### Task
Below are lines of data. Give the number of them that contain the string "question", and nothing else.

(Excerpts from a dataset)
++++++++++++++++++++

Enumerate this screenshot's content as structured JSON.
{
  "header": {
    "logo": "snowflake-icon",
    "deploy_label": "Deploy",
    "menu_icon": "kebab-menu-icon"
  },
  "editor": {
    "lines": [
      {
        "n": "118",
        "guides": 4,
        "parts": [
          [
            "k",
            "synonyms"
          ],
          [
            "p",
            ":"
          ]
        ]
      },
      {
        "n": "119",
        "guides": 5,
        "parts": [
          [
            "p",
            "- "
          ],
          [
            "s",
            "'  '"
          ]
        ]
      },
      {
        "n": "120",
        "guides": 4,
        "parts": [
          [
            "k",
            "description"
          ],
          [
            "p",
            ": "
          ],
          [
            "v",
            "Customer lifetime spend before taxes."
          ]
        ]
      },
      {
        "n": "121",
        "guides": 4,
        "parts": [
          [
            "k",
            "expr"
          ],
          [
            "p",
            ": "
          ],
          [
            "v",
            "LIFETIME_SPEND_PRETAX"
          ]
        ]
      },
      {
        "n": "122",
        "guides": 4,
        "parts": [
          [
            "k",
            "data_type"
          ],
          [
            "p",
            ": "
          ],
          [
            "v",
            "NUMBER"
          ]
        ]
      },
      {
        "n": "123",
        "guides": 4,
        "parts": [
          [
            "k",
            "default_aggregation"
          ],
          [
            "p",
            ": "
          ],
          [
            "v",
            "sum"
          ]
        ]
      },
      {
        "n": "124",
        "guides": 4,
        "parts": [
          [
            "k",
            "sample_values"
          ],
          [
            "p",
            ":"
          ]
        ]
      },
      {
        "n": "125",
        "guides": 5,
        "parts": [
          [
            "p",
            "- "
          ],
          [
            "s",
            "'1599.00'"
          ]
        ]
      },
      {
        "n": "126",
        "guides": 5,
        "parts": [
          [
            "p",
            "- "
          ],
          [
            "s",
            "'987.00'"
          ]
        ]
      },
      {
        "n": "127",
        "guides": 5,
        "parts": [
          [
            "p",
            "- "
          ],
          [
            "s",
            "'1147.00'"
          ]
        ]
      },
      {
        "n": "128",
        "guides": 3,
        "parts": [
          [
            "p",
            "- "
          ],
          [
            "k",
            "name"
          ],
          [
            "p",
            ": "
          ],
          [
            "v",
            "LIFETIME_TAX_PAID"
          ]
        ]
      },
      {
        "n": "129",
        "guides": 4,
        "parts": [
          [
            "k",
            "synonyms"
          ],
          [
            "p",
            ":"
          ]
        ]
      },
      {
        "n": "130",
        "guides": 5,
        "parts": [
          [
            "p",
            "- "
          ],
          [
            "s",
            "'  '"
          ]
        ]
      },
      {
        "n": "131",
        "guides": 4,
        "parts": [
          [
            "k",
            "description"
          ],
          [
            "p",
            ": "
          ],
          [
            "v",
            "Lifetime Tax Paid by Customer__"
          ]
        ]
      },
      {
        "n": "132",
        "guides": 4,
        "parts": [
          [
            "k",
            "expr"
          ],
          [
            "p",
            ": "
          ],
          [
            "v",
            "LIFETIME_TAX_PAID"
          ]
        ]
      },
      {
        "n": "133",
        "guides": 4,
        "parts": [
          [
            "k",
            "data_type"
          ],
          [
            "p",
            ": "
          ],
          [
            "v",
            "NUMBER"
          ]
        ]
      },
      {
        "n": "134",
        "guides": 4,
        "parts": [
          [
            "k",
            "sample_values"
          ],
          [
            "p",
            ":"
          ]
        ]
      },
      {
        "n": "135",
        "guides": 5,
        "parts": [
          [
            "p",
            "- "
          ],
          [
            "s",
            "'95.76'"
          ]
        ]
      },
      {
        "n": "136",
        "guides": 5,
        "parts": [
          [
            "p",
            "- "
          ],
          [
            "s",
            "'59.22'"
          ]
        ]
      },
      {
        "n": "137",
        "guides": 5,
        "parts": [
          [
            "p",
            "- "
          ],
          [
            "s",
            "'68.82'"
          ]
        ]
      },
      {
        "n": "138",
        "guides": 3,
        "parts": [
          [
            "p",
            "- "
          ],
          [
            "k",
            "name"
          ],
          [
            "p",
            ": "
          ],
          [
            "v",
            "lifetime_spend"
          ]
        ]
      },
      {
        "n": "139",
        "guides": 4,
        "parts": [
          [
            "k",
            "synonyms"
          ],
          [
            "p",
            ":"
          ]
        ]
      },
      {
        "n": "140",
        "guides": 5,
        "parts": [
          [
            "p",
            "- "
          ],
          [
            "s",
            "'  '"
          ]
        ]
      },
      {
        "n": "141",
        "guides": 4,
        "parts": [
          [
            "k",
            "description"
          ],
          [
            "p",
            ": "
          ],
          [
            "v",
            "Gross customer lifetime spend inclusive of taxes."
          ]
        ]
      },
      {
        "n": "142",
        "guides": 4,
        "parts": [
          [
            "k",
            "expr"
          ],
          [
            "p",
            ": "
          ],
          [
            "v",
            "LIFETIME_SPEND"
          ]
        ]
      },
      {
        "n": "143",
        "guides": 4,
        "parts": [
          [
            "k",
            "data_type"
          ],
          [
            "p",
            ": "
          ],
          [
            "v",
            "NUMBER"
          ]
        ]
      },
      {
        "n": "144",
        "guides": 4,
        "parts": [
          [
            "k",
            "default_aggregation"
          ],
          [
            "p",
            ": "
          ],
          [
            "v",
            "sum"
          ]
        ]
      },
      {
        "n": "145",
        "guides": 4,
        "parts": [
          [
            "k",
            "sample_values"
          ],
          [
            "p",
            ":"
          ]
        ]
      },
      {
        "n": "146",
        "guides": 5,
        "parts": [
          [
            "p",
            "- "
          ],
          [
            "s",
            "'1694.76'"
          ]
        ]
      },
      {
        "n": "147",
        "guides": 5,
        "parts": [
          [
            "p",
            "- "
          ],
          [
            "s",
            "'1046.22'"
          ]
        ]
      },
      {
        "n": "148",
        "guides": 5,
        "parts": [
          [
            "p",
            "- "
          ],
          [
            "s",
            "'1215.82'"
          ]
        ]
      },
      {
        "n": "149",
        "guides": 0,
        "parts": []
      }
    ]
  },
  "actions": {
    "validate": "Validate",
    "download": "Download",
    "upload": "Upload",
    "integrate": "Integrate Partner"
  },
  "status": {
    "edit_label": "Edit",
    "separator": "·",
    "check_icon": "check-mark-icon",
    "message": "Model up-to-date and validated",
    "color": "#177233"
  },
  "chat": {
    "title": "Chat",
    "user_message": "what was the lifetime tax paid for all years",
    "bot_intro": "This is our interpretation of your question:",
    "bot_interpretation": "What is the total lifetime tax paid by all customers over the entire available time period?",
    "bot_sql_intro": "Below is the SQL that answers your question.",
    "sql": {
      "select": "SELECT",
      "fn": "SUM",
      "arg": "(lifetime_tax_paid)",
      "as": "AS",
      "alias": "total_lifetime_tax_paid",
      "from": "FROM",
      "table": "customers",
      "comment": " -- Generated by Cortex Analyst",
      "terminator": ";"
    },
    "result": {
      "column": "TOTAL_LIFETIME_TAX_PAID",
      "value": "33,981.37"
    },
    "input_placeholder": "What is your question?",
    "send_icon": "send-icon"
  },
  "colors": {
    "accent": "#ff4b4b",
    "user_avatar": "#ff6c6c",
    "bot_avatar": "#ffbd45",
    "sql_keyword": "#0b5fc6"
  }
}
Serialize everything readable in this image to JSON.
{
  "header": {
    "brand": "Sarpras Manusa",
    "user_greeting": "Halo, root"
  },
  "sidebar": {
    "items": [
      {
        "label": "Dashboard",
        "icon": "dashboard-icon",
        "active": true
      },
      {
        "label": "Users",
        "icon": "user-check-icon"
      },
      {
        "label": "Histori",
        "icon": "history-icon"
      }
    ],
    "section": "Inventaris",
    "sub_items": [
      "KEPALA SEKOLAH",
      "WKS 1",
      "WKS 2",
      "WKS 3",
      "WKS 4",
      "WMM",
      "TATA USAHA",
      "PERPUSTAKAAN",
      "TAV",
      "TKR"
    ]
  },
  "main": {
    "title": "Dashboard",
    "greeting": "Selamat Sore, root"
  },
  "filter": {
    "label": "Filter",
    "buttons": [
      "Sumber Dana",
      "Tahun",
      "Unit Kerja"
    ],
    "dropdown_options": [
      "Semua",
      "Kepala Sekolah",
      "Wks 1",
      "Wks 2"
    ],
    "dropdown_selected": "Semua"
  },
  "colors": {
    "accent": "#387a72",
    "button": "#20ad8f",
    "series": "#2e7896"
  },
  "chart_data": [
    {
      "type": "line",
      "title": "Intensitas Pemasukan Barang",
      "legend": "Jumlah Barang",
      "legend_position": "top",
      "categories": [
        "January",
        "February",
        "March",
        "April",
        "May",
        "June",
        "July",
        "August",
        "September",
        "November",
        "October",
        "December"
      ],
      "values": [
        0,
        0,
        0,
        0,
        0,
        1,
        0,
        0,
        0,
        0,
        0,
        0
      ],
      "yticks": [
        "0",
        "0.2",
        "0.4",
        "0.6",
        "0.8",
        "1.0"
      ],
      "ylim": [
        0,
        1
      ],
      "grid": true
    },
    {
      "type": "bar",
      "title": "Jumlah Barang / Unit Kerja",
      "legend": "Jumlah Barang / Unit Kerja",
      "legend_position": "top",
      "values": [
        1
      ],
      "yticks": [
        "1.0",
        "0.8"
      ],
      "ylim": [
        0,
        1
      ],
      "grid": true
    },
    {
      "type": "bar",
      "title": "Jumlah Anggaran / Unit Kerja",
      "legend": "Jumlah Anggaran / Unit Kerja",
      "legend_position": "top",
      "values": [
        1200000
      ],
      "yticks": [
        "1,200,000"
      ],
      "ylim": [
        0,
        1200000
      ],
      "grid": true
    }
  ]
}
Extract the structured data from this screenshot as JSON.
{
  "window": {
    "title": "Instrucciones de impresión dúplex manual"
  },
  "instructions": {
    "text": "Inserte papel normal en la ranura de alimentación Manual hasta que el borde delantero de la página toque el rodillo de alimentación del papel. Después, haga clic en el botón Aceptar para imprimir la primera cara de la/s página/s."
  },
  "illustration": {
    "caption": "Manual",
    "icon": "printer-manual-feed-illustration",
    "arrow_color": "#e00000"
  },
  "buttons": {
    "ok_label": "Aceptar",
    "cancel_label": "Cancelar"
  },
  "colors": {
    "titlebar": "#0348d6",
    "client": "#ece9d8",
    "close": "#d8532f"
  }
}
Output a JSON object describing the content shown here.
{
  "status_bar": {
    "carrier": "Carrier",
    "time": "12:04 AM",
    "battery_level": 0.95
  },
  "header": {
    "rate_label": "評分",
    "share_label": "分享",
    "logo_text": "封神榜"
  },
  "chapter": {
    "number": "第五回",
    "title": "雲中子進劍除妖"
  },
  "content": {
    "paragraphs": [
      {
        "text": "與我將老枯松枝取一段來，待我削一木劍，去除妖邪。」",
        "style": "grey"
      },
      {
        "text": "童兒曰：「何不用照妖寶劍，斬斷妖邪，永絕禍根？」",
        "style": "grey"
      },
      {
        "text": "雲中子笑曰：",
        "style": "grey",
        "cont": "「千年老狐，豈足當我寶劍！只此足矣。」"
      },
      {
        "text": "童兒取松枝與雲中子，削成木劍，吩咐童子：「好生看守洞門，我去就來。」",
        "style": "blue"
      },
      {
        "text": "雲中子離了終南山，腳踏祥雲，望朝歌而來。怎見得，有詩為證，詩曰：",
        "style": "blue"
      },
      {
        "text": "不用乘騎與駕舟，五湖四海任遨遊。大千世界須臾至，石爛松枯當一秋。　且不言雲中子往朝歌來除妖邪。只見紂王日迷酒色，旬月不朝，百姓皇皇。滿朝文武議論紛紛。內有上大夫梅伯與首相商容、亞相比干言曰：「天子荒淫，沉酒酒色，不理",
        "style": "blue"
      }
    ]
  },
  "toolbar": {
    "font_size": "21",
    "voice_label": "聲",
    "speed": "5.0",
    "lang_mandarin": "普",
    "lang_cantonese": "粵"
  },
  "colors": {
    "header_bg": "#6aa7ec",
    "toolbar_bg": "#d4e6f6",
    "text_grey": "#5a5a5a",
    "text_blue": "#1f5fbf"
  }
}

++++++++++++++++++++

### Reply
3